Hiring a tax professional can save you time, money and hassles. Especially if you’re a business owner, dealing with tax issues on your own can be time consuming and confusing. You want to make sure you’re minimizing your taxes, while still playing by the ever-changing rules. It’s a good idea to find a tax professional you’re comfortable with so that you can have a long-term relationship with him or her. This will reduce your stress and make sure your bottom line is taken care of. There are different types of tax professionals you can seek help from. Beware: there’s no specific license required for a tax professional so anyone can claim to be an expert. Make sure the person you’re dealing with has the appropriate credentials.
Enrolled Agent – An Enrolled Agent has a license issued by the IRS. Enrolled Agents have to clear a test or have to work for the IRS for five years. Their fees are low and they are tax experts who also offer help with accounting and bookkeeping.
Certified public accountants (CPA) – Are issued a license by the State and regulated by the State. They can take care of complicated accounting and tax-related work. Their fees are more expensive.
Tax attorney – These professionals have a specialized education beyond having a law degree. For instance, many tax attorneys have an LLM in Taxation. Their fees can be expensive but their services can be invaluable if you have a specific tax problem or need help in Court, or with business or estate planning.
The type of tax professional you choose depends on your individual needs and the scope of your financial problems or questions. Whichever kind of tax professional you hire, ensure that he or she can guide you with key decisions, provide basic information and advise you properly. You can also seek help for things like record-keeping, tax-form preparations, and advice about dealing with the IRS.

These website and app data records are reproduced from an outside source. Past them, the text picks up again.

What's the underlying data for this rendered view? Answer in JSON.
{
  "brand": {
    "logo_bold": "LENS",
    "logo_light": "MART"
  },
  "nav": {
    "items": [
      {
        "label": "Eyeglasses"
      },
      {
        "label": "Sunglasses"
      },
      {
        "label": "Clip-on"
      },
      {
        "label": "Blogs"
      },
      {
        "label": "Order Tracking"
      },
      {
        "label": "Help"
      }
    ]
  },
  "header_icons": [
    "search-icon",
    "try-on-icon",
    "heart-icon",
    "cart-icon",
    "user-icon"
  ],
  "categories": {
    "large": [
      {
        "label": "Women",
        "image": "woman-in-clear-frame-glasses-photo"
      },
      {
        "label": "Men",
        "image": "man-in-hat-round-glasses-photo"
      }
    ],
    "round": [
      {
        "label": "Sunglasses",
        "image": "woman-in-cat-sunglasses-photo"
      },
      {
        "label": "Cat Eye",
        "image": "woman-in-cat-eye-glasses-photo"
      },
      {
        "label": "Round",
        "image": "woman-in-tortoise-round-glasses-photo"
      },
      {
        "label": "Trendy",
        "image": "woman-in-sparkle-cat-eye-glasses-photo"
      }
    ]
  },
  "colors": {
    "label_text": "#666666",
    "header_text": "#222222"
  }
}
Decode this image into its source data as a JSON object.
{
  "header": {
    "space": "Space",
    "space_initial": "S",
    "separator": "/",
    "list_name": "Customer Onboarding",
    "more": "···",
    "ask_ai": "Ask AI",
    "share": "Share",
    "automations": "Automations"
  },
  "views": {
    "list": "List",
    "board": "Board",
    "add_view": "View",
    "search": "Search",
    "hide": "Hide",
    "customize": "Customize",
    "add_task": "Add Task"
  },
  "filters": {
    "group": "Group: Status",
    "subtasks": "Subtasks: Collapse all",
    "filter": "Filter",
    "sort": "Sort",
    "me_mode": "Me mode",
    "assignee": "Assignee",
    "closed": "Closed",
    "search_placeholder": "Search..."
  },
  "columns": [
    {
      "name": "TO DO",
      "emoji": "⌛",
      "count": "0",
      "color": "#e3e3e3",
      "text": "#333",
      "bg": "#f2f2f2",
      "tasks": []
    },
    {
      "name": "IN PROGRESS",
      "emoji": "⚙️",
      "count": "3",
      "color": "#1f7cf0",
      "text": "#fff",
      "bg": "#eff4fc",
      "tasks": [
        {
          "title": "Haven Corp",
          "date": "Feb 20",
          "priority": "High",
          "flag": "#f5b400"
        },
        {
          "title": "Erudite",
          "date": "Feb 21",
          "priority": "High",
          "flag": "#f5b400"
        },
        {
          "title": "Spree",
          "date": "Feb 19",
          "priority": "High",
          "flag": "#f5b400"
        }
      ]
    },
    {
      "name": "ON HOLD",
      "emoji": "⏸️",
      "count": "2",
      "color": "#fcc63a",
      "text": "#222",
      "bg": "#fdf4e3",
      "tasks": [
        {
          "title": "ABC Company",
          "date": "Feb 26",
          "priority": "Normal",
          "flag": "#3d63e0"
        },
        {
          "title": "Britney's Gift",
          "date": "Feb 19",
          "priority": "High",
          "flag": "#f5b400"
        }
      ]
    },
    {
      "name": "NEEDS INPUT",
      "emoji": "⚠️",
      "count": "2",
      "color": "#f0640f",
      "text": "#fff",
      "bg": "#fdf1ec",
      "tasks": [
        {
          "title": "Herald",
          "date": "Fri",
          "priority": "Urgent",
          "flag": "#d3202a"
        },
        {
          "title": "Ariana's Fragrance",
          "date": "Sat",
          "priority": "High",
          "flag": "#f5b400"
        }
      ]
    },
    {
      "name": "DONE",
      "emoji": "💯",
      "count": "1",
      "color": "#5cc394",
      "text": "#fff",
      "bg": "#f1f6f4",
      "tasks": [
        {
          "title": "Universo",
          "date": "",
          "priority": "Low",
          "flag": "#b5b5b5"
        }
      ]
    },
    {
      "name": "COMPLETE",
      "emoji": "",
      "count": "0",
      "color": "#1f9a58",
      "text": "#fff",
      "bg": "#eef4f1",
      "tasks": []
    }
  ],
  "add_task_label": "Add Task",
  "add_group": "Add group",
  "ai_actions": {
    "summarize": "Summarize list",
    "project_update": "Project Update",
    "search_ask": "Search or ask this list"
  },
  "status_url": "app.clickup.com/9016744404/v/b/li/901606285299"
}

If you need a tax professional, it’s a good idea to seek personal referrals from friends, family, your attorney, banker, business associates for recommendations.